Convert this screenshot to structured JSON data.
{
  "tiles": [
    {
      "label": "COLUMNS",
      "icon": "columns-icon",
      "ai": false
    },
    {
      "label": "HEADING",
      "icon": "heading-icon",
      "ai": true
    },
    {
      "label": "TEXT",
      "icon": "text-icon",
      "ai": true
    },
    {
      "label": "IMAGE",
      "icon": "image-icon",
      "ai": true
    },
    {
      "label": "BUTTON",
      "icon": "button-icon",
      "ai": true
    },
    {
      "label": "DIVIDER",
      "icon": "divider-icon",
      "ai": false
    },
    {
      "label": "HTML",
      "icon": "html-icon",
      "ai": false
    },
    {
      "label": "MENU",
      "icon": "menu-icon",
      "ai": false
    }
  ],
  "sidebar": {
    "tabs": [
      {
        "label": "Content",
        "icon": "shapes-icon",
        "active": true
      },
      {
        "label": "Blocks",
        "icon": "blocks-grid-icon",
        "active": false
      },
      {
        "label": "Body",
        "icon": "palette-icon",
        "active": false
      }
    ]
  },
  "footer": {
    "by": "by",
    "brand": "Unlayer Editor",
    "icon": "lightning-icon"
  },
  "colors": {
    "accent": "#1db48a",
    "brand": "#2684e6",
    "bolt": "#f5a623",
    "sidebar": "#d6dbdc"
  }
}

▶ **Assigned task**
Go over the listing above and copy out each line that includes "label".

▶ **Written solution**
      "label": "COLUMNS",
      "label": "HEADING",
      "label": "TEXT",
      "label": "IMAGE",
      "label": "BUTTON",
      "label": "DIVIDER",
      "label": "HTML",
      "label": "MENU",
        "label": "Content",
        "label": "Blocks",
        "label": "Body",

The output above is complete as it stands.